Required work
Copy each line of the records below that has "period" in it.

--- START ---

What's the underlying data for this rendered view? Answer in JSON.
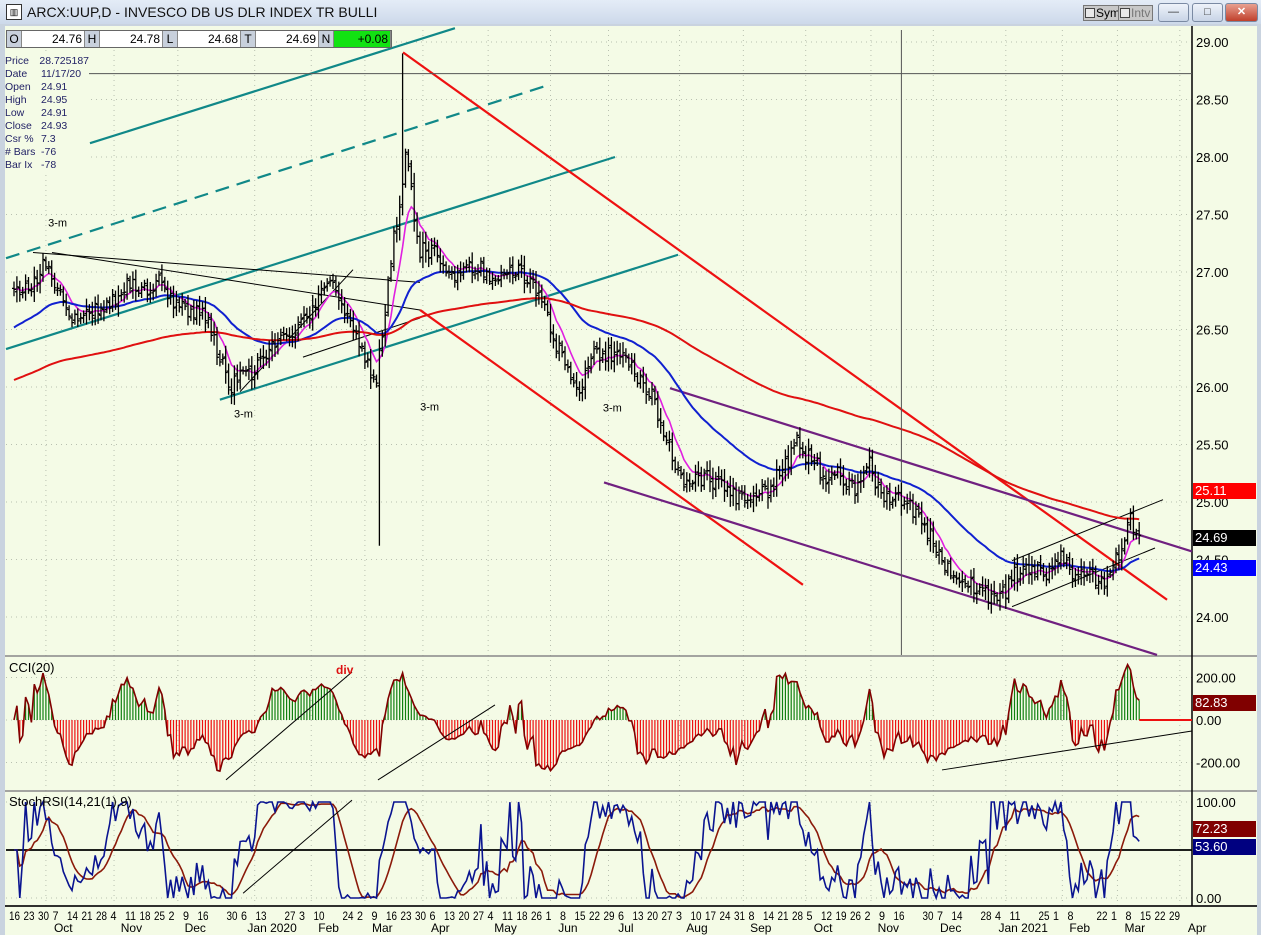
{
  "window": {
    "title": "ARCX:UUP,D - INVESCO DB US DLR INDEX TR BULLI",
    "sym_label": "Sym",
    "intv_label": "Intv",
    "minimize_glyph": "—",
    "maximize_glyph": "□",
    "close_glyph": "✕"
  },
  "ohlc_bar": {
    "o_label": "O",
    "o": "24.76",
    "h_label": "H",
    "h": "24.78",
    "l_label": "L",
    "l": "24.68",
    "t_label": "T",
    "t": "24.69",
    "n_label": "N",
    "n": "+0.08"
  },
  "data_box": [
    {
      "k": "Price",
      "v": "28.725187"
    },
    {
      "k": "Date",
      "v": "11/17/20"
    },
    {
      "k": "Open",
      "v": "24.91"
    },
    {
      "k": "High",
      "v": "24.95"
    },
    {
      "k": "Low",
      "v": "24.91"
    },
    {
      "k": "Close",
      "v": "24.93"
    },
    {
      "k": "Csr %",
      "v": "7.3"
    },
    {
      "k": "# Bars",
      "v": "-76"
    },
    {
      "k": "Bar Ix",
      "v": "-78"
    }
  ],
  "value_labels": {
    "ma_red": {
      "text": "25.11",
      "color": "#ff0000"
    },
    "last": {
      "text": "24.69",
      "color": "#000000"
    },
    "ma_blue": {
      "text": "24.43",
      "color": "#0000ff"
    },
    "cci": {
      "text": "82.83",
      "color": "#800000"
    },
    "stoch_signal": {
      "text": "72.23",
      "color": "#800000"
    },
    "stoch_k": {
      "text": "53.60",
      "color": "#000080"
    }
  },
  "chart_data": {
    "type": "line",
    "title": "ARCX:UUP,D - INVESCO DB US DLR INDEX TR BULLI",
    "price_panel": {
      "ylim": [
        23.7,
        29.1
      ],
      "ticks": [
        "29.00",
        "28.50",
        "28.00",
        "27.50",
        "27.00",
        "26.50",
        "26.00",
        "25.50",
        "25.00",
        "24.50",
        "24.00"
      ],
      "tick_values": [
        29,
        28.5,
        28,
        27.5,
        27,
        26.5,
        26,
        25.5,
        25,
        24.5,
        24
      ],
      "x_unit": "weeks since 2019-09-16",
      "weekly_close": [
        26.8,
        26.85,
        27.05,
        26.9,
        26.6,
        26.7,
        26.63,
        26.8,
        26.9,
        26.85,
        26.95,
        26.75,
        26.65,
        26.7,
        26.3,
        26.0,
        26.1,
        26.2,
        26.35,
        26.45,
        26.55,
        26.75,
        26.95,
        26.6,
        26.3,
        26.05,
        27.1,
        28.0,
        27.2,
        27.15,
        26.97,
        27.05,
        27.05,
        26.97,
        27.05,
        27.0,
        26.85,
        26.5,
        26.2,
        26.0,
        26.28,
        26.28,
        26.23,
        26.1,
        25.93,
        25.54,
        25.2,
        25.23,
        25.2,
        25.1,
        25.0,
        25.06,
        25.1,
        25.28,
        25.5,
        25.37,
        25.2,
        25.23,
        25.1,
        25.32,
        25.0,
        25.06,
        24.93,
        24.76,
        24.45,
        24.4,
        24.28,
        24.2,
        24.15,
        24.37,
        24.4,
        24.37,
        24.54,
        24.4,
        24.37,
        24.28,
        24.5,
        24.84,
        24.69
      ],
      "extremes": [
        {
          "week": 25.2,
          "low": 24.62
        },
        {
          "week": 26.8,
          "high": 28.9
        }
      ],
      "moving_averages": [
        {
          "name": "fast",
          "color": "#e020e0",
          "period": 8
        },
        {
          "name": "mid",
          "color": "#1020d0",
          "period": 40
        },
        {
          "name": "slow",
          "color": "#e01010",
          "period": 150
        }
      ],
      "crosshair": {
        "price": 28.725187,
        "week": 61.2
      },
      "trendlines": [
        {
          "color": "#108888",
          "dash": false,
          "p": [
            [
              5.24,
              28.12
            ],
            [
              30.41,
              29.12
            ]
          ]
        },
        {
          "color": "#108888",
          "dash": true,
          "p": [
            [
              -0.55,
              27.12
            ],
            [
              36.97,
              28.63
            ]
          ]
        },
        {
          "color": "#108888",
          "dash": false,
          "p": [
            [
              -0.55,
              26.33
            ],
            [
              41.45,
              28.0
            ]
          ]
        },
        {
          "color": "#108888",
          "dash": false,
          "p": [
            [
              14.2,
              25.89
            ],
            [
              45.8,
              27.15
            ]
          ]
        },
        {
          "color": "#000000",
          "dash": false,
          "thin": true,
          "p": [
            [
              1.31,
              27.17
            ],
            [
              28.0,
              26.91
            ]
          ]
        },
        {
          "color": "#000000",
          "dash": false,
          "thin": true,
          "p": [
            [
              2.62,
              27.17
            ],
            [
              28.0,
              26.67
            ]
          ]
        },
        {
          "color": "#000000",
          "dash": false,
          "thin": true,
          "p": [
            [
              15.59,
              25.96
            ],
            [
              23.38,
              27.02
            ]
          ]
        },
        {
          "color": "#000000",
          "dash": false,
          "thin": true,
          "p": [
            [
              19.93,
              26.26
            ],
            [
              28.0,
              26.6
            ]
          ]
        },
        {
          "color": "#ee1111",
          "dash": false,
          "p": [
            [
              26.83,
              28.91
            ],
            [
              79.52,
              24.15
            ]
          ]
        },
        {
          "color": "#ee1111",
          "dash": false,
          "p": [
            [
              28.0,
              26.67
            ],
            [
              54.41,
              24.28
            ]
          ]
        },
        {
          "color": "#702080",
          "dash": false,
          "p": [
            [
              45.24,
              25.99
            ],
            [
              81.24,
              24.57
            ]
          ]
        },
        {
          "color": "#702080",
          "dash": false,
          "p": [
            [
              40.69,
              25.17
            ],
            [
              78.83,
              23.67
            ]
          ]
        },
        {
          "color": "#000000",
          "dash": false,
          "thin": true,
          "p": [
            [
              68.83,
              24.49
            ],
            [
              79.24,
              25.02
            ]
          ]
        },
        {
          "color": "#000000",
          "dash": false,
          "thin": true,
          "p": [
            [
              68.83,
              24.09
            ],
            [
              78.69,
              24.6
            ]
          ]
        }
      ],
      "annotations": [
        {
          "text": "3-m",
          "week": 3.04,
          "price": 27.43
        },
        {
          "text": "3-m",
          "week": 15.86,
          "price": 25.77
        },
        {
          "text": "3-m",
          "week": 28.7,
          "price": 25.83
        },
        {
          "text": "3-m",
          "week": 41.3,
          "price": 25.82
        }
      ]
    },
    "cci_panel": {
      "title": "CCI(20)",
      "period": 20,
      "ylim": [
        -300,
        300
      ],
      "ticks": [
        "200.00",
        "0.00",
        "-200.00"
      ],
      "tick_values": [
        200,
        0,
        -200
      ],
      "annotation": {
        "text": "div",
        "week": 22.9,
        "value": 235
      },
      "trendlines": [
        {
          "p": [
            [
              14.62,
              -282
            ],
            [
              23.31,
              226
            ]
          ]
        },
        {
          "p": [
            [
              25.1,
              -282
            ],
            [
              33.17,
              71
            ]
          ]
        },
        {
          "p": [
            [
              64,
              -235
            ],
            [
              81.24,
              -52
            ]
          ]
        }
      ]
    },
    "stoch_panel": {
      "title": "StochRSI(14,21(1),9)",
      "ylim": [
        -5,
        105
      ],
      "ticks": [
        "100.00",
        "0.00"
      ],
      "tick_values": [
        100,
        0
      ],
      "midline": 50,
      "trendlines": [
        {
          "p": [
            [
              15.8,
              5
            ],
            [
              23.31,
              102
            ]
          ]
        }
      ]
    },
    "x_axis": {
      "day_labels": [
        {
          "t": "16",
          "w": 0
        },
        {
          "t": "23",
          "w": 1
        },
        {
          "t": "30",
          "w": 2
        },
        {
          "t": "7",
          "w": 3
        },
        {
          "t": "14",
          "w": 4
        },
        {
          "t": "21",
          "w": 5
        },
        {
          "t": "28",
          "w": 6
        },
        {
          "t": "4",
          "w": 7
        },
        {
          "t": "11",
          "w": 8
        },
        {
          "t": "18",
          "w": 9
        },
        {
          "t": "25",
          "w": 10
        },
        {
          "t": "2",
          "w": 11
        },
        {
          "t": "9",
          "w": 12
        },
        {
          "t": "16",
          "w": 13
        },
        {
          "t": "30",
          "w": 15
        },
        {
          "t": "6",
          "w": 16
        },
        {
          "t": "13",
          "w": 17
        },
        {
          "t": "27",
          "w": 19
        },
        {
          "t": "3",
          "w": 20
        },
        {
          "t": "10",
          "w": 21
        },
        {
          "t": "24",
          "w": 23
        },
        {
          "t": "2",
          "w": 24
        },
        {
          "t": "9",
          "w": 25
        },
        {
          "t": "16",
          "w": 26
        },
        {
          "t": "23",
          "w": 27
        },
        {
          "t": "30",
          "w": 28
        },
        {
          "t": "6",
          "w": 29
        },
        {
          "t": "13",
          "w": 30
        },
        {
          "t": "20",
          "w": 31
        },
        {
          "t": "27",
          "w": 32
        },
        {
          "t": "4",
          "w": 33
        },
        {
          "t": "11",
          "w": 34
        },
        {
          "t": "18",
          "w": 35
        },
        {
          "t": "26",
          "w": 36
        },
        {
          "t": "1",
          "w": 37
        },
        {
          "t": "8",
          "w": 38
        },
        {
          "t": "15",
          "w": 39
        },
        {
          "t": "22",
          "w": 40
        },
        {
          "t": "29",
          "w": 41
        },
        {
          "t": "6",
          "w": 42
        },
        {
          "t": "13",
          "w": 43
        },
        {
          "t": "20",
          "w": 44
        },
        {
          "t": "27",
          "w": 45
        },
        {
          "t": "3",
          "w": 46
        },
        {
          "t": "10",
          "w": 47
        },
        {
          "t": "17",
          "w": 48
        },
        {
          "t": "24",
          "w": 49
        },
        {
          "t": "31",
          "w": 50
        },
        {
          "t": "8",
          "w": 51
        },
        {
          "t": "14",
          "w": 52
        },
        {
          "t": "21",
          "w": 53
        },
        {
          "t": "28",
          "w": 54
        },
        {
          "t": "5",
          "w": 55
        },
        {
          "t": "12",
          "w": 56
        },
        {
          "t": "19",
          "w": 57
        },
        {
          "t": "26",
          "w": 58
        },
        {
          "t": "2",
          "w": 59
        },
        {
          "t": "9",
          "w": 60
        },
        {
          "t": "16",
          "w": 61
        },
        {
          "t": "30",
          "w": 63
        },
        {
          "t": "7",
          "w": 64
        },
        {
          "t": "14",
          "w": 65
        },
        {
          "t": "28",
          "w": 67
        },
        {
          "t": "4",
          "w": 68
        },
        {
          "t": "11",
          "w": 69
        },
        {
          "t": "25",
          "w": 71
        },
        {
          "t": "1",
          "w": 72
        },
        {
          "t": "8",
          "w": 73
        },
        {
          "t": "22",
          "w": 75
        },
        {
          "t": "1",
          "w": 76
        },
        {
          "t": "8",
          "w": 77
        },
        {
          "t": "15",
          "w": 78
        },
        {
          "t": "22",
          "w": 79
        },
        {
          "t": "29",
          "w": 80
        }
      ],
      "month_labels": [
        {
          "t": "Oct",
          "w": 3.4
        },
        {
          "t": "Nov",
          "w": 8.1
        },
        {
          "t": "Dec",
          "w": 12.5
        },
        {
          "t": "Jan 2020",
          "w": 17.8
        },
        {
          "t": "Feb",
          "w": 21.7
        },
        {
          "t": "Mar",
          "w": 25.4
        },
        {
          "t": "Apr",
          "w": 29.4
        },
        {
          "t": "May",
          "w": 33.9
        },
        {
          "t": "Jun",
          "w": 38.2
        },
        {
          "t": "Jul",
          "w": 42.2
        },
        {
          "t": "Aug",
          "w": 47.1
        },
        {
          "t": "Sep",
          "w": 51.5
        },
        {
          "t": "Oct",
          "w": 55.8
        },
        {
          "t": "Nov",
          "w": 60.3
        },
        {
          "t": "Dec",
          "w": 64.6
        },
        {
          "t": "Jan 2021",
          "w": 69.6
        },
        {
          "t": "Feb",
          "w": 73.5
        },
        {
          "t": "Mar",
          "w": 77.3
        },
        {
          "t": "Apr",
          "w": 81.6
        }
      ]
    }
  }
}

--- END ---

Answer to the problem
          "period": 8
          "period": 40
          "period": 150
      "period": 20,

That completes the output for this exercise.